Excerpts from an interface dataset
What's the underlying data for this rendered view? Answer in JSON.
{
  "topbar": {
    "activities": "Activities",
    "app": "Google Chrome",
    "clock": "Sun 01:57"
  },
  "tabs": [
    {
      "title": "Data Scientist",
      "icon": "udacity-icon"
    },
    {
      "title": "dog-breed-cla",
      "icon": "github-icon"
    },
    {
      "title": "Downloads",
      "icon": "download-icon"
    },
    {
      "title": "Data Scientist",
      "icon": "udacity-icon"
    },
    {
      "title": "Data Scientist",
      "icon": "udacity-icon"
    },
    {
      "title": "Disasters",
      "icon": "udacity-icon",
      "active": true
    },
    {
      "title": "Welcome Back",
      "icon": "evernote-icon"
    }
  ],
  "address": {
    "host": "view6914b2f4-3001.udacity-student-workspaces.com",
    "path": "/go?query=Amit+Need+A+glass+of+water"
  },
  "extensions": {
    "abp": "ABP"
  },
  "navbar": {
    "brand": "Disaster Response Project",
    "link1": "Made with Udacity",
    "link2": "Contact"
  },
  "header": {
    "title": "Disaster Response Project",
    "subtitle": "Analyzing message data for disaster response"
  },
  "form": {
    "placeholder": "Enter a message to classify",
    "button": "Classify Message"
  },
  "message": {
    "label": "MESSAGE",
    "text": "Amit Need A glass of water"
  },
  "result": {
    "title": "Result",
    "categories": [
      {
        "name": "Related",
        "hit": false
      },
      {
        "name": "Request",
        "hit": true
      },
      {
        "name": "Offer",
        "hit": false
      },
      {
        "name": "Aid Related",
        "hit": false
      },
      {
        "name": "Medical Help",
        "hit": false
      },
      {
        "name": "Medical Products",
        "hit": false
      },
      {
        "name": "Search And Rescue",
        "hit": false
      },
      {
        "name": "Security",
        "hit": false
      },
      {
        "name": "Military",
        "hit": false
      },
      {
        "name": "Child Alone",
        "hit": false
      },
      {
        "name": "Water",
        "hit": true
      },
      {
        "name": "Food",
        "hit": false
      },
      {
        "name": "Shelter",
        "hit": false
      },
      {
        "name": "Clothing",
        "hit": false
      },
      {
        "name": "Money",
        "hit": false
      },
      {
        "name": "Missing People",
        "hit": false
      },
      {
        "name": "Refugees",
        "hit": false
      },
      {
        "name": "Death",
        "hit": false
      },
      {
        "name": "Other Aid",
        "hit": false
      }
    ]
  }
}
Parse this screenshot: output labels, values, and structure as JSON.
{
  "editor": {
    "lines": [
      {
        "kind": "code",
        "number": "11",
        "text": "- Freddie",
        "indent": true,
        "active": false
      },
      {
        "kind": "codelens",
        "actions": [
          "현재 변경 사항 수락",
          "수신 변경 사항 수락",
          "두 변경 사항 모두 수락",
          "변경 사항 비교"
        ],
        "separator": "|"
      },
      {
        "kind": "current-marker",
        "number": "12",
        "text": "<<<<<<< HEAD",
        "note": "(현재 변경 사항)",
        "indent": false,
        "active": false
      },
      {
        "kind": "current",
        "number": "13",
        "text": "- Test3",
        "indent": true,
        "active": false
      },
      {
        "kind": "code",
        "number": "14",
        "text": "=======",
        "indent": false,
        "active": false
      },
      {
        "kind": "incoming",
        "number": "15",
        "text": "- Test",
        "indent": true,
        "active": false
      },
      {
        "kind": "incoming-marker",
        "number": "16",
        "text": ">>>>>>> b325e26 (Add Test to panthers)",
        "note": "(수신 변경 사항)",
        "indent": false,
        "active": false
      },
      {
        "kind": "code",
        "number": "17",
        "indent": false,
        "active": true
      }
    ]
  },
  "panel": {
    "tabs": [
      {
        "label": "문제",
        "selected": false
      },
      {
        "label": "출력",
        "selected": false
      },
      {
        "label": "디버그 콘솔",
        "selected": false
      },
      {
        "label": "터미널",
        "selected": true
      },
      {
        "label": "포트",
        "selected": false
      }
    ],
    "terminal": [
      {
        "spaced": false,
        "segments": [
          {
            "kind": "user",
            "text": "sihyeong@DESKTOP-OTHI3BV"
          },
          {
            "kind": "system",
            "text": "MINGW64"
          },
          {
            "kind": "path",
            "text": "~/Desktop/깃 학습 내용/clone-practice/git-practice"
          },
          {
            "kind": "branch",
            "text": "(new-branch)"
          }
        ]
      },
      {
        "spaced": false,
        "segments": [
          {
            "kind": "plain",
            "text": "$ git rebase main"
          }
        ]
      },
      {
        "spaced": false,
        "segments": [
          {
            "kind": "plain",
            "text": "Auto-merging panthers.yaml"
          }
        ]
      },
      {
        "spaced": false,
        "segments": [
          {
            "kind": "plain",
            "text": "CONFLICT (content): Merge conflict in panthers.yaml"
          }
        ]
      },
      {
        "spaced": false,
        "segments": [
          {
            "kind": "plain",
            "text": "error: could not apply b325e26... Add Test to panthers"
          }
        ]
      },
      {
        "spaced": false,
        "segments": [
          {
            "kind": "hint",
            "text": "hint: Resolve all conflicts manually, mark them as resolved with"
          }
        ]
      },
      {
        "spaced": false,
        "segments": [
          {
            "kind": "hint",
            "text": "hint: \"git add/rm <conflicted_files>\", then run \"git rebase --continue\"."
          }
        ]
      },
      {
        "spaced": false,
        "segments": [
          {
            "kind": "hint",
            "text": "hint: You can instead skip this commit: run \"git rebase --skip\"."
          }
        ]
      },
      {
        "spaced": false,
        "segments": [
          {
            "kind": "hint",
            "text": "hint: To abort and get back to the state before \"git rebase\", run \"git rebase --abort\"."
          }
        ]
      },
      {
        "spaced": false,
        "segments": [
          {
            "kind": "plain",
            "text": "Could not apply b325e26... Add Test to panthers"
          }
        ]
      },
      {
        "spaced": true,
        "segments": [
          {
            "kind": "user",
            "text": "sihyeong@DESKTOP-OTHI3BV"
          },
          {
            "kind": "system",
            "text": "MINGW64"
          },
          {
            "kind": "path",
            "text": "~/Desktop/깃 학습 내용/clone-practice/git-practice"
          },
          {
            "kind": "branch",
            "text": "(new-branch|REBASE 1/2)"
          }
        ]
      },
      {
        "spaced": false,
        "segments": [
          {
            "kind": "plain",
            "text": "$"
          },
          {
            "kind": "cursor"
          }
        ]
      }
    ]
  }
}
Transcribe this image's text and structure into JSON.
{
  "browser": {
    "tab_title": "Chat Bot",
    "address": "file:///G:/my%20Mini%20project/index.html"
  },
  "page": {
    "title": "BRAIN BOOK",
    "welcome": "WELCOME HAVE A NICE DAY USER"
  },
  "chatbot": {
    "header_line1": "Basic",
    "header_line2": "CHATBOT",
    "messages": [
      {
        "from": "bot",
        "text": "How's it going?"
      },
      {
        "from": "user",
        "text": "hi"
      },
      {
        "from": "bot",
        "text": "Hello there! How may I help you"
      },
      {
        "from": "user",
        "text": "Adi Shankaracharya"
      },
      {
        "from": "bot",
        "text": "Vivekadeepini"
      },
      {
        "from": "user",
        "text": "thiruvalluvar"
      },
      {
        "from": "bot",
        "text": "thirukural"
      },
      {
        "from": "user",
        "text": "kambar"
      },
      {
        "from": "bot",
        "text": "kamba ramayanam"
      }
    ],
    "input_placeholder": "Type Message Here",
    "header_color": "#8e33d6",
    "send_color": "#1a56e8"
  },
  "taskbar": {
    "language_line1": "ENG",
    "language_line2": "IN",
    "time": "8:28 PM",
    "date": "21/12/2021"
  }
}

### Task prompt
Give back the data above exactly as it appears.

### Answer section
What's the underlying data for this rendered view? Answer in JSON.
{
  "topbar": {
    "activities": "Activities",
    "app": "Google Chrome",
    "clock": "Sun 01:57"
  },
  "tabs": [
    {
      "title": "Data Scientist",
      "icon": "udacity-icon"
    },
    {
      "title": "dog-breed-cla",
      "icon": "github-icon"
    },
    {
      "title": "Downloads",
      "icon": "download-icon"
    },
    {
      "title": "Data Scientist",
      "icon": "udacity-icon"
    },
    {
      "title": "Data Scientist",
      "icon": "udacity-icon"
    },
    {
      "title": "Disasters",
      "icon": "udacity-icon",
      "active": true
    },
    {
      "title": "Welcome Back",
      "icon": "evernote-icon"
    }
  ],
  "address": {
    "host": "view6914b2f4-3001.udacity-student-workspaces.com",
    "path": "/go?query=Amit+Need+A+glass+of+water"
  },
  "extensions": {
    "abp": "ABP"
  },
  "navbar": {
    "brand": "Disaster Response Project",
    "link1": "Made with Udacity",
    "link2": "Contact"
  },
  "header": {
    "title": "Disaster Response Project",
    "subtitle": "Analyzing message data for disaster response"
  },
  "form": {
    "placeholder": "Enter a message to classify",
    "button": "Classify Message"
  },
  "message": {
    "label": "MESSAGE",
    "text": "Amit Need A glass of water"
  },
  "result": {
    "title": "Result",
    "categories": [
      {
        "name": "Related",
        "hit": false
      },
      {
        "name": "Request",
        "hit": true
      },
      {
        "name": "Offer",
        "hit": false
      },
      {
        "name": "Aid Related",
        "hit": false
      },
      {
        "name": "Medical Help",
        "hit": false
      },
      {
        "name": "Medical Products",
        "hit": false
      },
      {
        "name": "Search And Rescue",
        "hit": false
      },
      {
        "name": "Security",
        "hit": false
      },
      {
        "name": "Military",
        "hit": false
      },
      {
        "name": "Child Alone",
        "hit": false
      },
      {
        "name": "Water",
        "hit": true
      },
      {
        "name": "Food",
        "hit": false
      },
      {
        "name": "Shelter",
        "hit": false
      },
      {
        "name": "Clothing",
        "hit": false
      },
      {
        "name": "Money",
        "hit": false
      },
      {
        "name": "Missing People",
        "hit": false
      },
      {
        "name": "Refugees",
        "hit": false
      },
      {
        "name": "Death",
        "hit": false
      },
      {
        "name": "Other Aid",
        "hit": false
      }
    ]
  }
}
Parse this screenshot: output labels, values, and structure as JSON.
{
  "editor": {
    "lines": [
      {
        "kind": "code",
        "number": "11",
        "text": "- Freddie",
        "indent": true,
        "active": false
      },
      {
        "kind": "codelens",
        "actions": [
          "현재 변경 사항 수락",
          "수신 변경 사항 수락",
          "두 변경 사항 모두 수락",
          "변경 사항 비교"
        ],
        "separator": "|"
      },
      {
        "kind": "current-marker",
        "number": "12",
        "text": "<<<<<<< HEAD",
        "note": "(현재 변경 사항)",
        "indent": false,
        "active": false
      },
      {
        "kind": "current",
        "number": "13",
        "text": "- Test3",
        "indent": true,
        "active": false
      },
      {
        "kind": "code",
        "number": "14",
        "text": "=======",
        "indent": false,
        "active": false
      },
      {
        "kind": "incoming",
        "number": "15",
        "text": "- Test",
        "indent": true,
        "active": false
      },
      {
        "kind": "incoming-marker",
        "number": "16",
        "text": ">>>>>>> b325e26 (Add Test to panthers)",
        "note": "(수신 변경 사항)",
        "indent": false,
        "active": false
      },
      {
        "kind": "code",
        "number": "17",
        "indent": false,
        "active": true
      }
    ]
  },
  "panel": {
    "tabs": [
      {
        "label": "문제",
        "selected": false
      },
      {
        "label": "출력",
        "selected": false
      },
      {
        "label": "디버그 콘솔",
        "selected": false
      },
      {
        "label": "터미널",
        "selected": true
      },
      {
        "label": "포트",
        "selected": false
      }
    ],
    "terminal": [
      {
        "spaced": false,
        "segments": [
          {
            "kind": "user",
            "text": "sihyeong@DESKTOP-OTHI3BV"
          },
          {
            "kind": "system",
            "text": "MINGW64"
          },
          {
            "kind": "path",
            "text": "~/Desktop/깃 학습 내용/clone-practice/git-practice"
          },
          {
            "kind": "branch",
            "text": "(new-branch)"
          }
        ]
      },
      {
        "spaced": false,
        "segments": [
          {
            "kind": "plain",
            "text": "$ git rebase main"
          }
        ]
      },
      {
        "spaced": false,
        "segments": [
          {
            "kind": "plain",
            "text": "Auto-merging panthers.yaml"
          }
        ]
      },
      {
        "spaced": false,
        "segments": [
          {
            "kind": "plain",
            "text": "CONFLICT (content): Merge conflict in panthers.yaml"
          }
        ]
      },
      {
        "spaced": false,
        "segments": [
          {
            "kind": "plain",
            "text": "error: could not apply b325e26... Add Test to panthers"
          }
        ]
      },
      {
        "spaced": false,
        "segments": [
          {
            "kind": "hint",
            "text": "hint: Resolve all conflicts manually, mark them as resolved with"
          }
        ]
      },
      {
        "spaced": false,
        "segments": [
          {
            "kind": "hint",
            "text": "hint: \"git add/rm <conflicted_files>\", then run \"git rebase --continue\"."
          }
        ]
      },
      {
        "spaced": false,
        "segments": [
          {
            "kind": "hint",
            "text": "hint: You can instead skip this commit: run \"git rebase --skip\"."
          }
        ]
      },
      {
        "spaced": false,
        "segments": [
          {
            "kind": "hint",
            "text": "hint: To abort and get back to the state before \"git rebase\", run \"git rebase --abort\"."
          }
        ]
      },
      {
        "spaced": false,
        "segments": [
          {
            "kind": "plain",
            "text": "Could not apply b325e26... Add Test to panthers"
          }
        ]
      },
      {
        "spaced": true,
        "segments": [
          {
            "kind": "user",
            "text": "sihyeong@DESKTOP-OTHI3BV"
          },
          {
            "kind": "system",
            "text": "MINGW64"
          },
          {
            "kind": "path",
            "text": "~/Desktop/깃 학습 내용/clone-practice/git-practice"
          },
          {
            "kind": "branch",
            "text": "(new-branch|REBASE 1/2)"
          }
        ]
      },
      {
        "spaced": false,
        "segments": [
          {
            "kind": "plain",
            "text": "$"
          },
          {
            "kind": "cursor"
          }
        ]
      }
    ]
  }
}
Transcribe this image's text and structure into JSON.
{
  "browser": {
    "tab_title": "Chat Bot",
    "address": "file:///G:/my%20Mini%20project/index.html"
  },
  "page": {
    "title": "BRAIN BOOK",
    "welcome": "WELCOME HAVE A NICE DAY USER"
  },
  "chatbot": {
    "header_line1": "Basic",
    "header_line2": "CHATBOT",
    "messages": [
      {
        "from": "bot",
        "text": "How's it going?"
      },
      {
        "from": "user",
        "text": "hi"
      },
      {
        "from": "bot",
        "text": "Hello there! How may I help you"
      },
      {
        "from": "user",
        "text": "Adi Shankaracharya"
      },
      {
        "from": "bot",
        "text": "Vivekadeepini"
      },
      {
        "from": "user",
        "text": "thiruvalluvar"
      },
      {
        "from": "bot",
        "text": "thirukural"
      },
      {
        "from": "user",
        "text": "kambar"
      },
      {
        "from": "bot",
        "text": "kamba ramayanam"
      }
    ],
    "input_placeholder": "Type Message Here",
    "header_color": "#8e33d6",
    "send_color": "#1a56e8"
  },
  "taskbar": {
    "language_line1": "ENG",
    "language_line2": "IN",
    "time": "8:28 PM",
    "date": "21/12/2021"
  }
}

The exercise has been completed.